Auditing formulas is another way to better manage precedents and dependents in Excel.
Effectively Auditing Formulas to Better Manage Precedents and Dependents
Creating a table is a good way to visually track all formulas used. It should include columns for the formula, its output, comments, precedents and dependents.
It’s important to understand how different formulas affect each other. Changing an input can change many dependents’ outputs. By auditing, errors can be reduced.
Excel add-ons are useful for managing complex spreadsheets. They enable you to easily spot problem areas and troubleshoot.
Despite all of this, human error is still a possibility. Double-check and verify inputs and outputs when doing multiple formulas.
Kasper Langmann from Spreadsheeto.com says “You want excel counting – make sure formulas are correctly done“. Auditing is essential for managing precedents and dependents, for error-free computations.
Utilizing the “Go To Special” Feature to More Efficiently Count Precedents and Dependents in Excel.
Let’s select the cell from which we want to find precedents or dependents. Then, press ‘CTRL+[‘ for cells that are precedent to the selected one. Press ‘CTRL+]’ for cells that are dependent on the selected cell. Alternatively, we can go to the Formulas tab and click on ‘Trace Precedents’ or ‘Trace Dependents’. Copy and paste the result set wherever needed.
Finding precedents and dependents manually takes time. This feature saves time and increases productivity. It is useful in large datasets with complex formulas spread over multiple sheets. It helps us find excel logic errors and optimize formulae calculation order.
My colleague struggled with a spreadsheet containing tens of thousands of rows, multiple sheets, and many calculated fields. He was scrolling up and down across his workbook by hand until he found out about this feature. It helped him reduce overheads without any technical difficulties.
FAQs about Counting Precedents And Dependents In Excel
What are Precedents and Dependents in Excel?
Precedents and dependents in Excel are formula elements that help users understand how data is interconnected within a spreadsheet. Precedents are the cells whose values are used in a particular formula, while dependents are the cells whose values depend on the formula in question.
Why is it important to count Precedents and Dependents in Excel?
Counting precedents and dependents in Excel can help you understand complex formulas and troubleshoot any errors that may arise. It can also help you identify which cells are affected by a particular formula and track changes to your spreadsheet.
How do I count Precedents in Excel?

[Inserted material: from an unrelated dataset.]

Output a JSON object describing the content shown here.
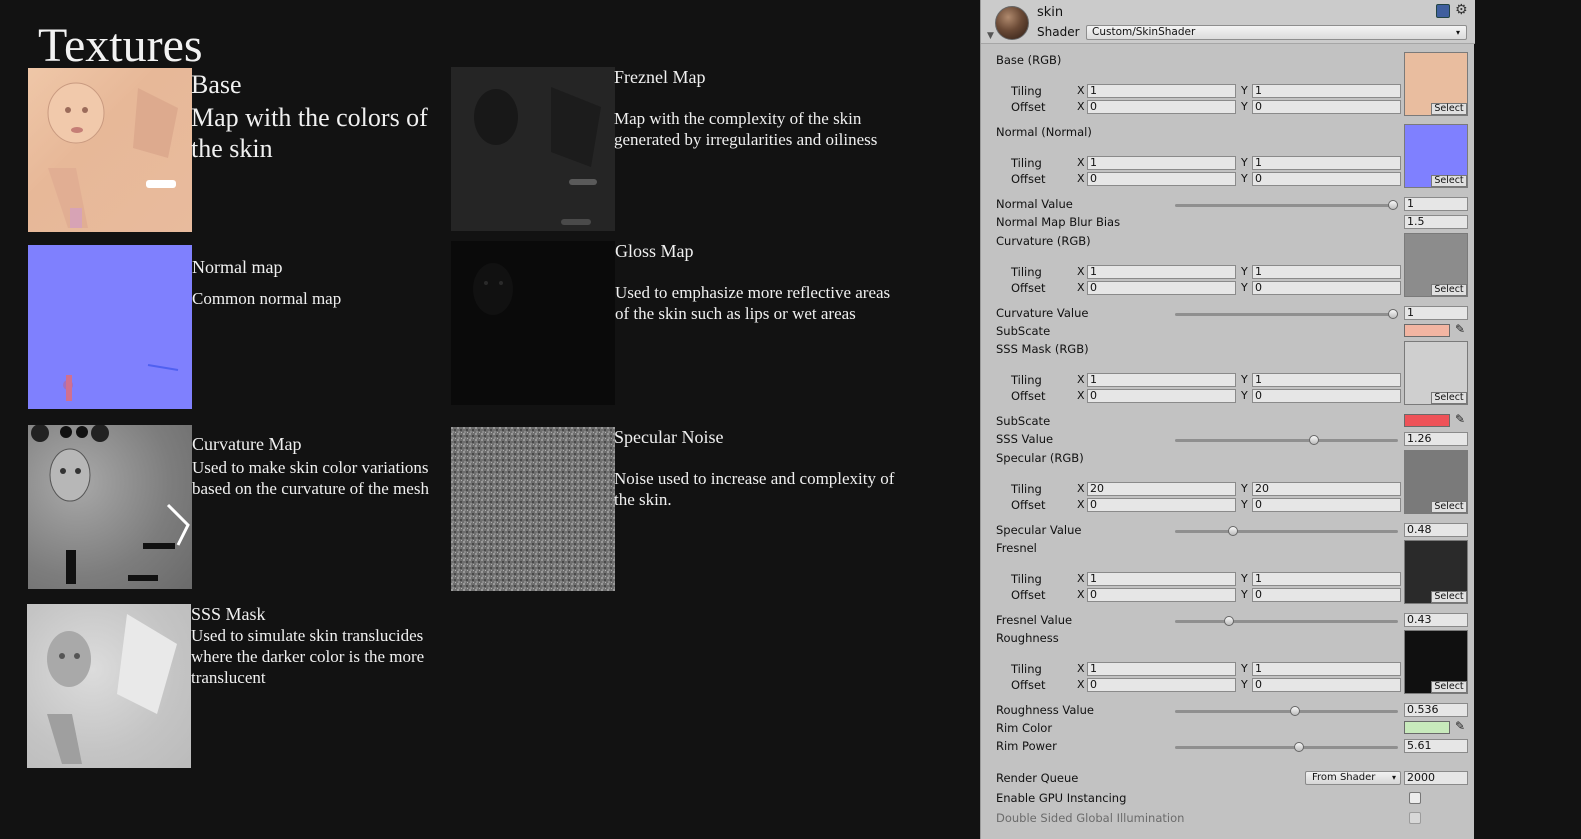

To count the precedents of a cell in Excel, select the cell in question and go to the “Formula Auditing” tab on the ribbon. Then, click on “Trace Precedents” and Excel will highlight all the cells that contribute to the formula in the selected cell.

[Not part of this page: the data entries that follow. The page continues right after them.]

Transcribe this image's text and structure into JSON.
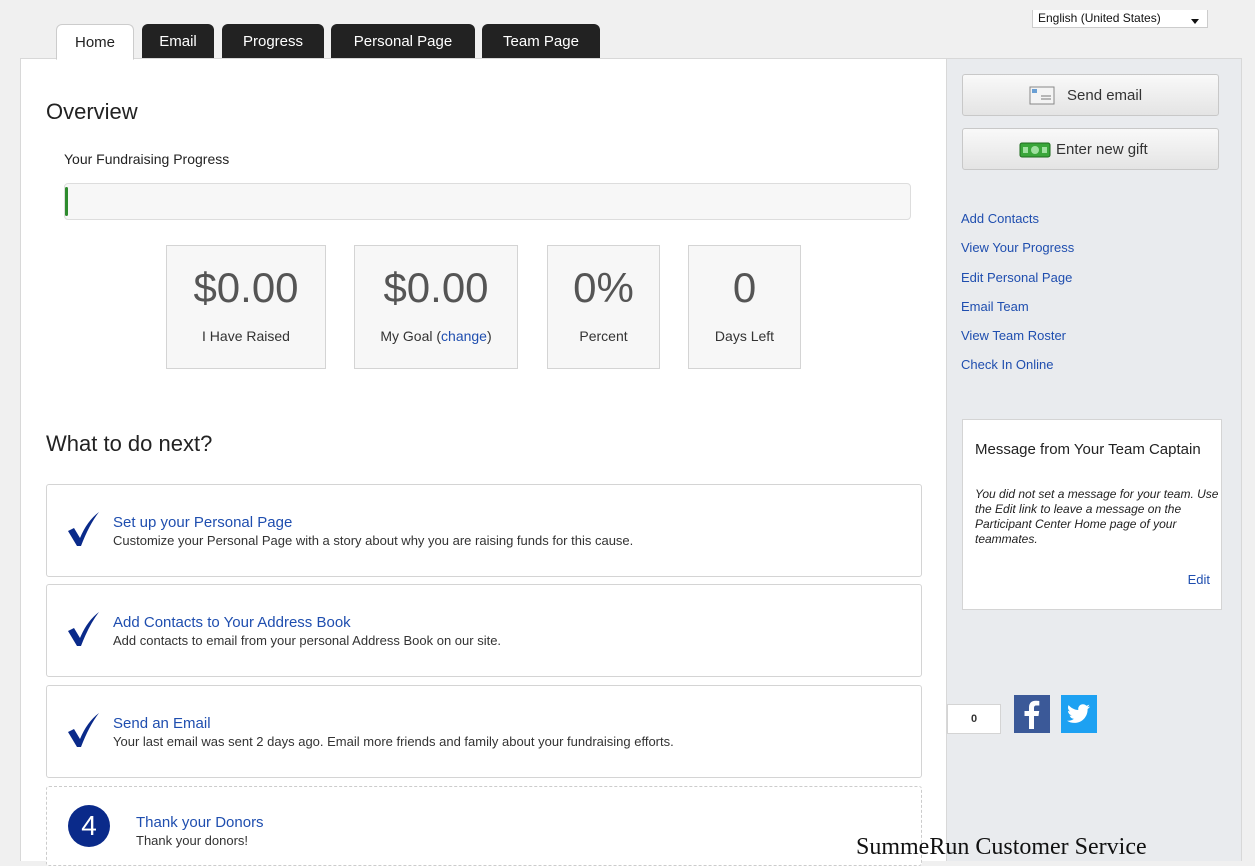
{
  "language": {
    "selected": "English (United States)"
  },
  "tabs": [
    {
      "label": "Home"
    },
    {
      "label": "Email"
    },
    {
      "label": "Progress"
    },
    {
      "label": "Personal Page"
    },
    {
      "label": "Team Page"
    }
  ],
  "overview": {
    "title": "Overview",
    "progress_label": "Your Fundraising Progress",
    "progress_fraction": 0.0,
    "stats": [
      {
        "value": "$0.00",
        "label": "I Have Raised"
      },
      {
        "value": "$0.00",
        "label_prefix": "My Goal (",
        "link": "change",
        "label_suffix": ")"
      },
      {
        "value": "0%",
        "label": "Percent"
      },
      {
        "value": "0",
        "label": "Days Left"
      }
    ]
  },
  "next": {
    "title": "What to do next?",
    "tasks": [
      {
        "title": "Set up your Personal Page",
        "desc": "Customize your Personal Page with a story about why you are raising funds for this cause.",
        "done": true
      },
      {
        "title": "Add Contacts to Your Address Book",
        "desc": "Add contacts to email from your personal Address Book on our site.",
        "done": true
      },
      {
        "title": "Send an Email",
        "desc": "Your last email was sent 2 days ago. Email more friends and family about your fundraising efforts.",
        "done": true
      },
      {
        "title": "Thank your Donors",
        "desc": "Thank your donors!",
        "number": "4",
        "done": false
      }
    ]
  },
  "sidebar": {
    "send_email": "Send email",
    "enter_gift": "Enter new gift",
    "links": [
      "Add Contacts",
      "View Your Progress",
      "Edit Personal Page",
      "Email Team",
      "View Team Roster",
      "Check In Online"
    ],
    "message": {
      "title": "Message from Your Team Captain",
      "body": "You did not set a message for your team. Use the Edit link to leave a message on the Participant Center Home page of your teammates.",
      "edit": "Edit"
    },
    "share_count": "0"
  },
  "footer": {
    "text": "SummeRun Customer Service"
  },
  "colors": {
    "link": "#1f4eaf",
    "tab_dark": "#222222",
    "check": "#0a2a8a",
    "facebook": "#3b5998",
    "twitter": "#1da1f2"
  }
}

How do I count Dependents in Excel?
To count the dependents of a cell in Excel, select the cell in question and go to the “Formula Auditing” tab on the ribbon. Then, click on “Trace Dependents” and Excel will highlight all the cells that depend on the formula in the selected cell.
What if I have circular references in my spreadsheet?
If you have circular references in your spreadsheet (where a formula refers back to the same cell or cells that refer to it), Excel will display an error message. You should break the circular reference by editing the formula or adjusting the cell references in order to avoid calculation errors.
Are there any add-ins or tools available to help with counting Precedents and Dependents in Excel?
Yes, there are several add-ins and tools available that can help you visualize and manage precedents and dependents in your spreadsheet. Some popular options include Excel Map and Excel Dependency Checker.
Nick Bilton is a British-American journalist, author, and coder. He is currently a special correspondent at Vanity Fair.